• **Assignment**
Return each line of the entries that mentions the word "presets".

Extracted material section start

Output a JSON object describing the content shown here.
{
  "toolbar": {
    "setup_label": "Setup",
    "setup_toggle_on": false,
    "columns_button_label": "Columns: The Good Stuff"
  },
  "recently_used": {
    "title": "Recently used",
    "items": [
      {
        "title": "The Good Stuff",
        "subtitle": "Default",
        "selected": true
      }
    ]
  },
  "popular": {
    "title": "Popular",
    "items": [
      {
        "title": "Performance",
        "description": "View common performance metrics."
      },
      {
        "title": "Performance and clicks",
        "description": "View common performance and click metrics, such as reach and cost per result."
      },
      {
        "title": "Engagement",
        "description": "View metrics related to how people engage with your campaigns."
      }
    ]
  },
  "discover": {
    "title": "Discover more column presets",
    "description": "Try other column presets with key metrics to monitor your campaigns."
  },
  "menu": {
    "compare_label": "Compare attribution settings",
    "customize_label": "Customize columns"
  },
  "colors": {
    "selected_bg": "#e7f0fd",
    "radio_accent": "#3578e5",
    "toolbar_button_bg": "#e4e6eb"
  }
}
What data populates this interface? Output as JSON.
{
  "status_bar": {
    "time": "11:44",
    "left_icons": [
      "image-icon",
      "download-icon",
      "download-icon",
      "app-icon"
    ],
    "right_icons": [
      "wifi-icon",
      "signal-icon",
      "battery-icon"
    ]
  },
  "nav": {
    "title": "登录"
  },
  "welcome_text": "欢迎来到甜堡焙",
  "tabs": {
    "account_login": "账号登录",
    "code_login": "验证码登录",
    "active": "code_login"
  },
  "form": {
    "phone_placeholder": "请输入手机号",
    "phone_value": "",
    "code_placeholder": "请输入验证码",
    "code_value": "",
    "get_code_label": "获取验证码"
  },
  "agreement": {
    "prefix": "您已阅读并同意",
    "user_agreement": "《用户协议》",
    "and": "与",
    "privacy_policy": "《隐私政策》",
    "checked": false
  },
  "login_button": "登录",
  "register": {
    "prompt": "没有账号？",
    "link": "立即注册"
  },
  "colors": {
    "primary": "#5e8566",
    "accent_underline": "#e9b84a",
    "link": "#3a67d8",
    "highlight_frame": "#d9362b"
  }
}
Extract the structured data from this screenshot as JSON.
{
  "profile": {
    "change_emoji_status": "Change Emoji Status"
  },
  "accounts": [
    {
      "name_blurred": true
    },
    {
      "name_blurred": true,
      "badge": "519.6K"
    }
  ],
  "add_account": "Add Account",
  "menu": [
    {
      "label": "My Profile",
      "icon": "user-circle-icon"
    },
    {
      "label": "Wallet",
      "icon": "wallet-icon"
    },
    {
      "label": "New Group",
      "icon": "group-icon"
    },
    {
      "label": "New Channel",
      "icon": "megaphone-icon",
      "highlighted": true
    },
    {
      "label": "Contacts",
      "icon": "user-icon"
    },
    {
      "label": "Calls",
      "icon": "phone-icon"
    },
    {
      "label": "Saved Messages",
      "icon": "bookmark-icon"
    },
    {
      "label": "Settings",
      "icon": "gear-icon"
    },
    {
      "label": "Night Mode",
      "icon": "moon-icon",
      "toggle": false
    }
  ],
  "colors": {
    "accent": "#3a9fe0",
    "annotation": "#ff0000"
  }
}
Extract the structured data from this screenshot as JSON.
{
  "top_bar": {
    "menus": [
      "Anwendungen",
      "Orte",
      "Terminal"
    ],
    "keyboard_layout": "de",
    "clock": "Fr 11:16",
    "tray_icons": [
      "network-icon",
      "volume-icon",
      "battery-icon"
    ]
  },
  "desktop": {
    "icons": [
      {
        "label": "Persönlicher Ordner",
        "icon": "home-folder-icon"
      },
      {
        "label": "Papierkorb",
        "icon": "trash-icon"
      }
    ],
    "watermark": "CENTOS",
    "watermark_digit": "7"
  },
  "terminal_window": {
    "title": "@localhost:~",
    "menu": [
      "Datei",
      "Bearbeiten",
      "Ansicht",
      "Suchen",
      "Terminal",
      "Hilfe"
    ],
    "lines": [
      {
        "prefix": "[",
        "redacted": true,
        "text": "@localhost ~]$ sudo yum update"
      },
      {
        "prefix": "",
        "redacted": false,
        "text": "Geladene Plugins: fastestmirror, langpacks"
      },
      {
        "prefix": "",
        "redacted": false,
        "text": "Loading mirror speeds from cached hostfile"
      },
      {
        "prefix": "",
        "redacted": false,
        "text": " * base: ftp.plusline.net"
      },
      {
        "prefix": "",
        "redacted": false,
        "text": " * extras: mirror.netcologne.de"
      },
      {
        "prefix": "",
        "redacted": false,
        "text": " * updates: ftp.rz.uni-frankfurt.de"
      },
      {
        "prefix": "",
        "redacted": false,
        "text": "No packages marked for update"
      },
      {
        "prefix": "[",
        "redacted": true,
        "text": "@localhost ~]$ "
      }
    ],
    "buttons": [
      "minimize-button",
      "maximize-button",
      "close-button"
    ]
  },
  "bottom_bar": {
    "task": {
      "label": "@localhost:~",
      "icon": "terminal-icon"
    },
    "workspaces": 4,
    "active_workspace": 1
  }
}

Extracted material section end

• **Response**
    "title": "Discover more column presets",
    "description": "Try other column presets with key metrics to monitor your campaigns."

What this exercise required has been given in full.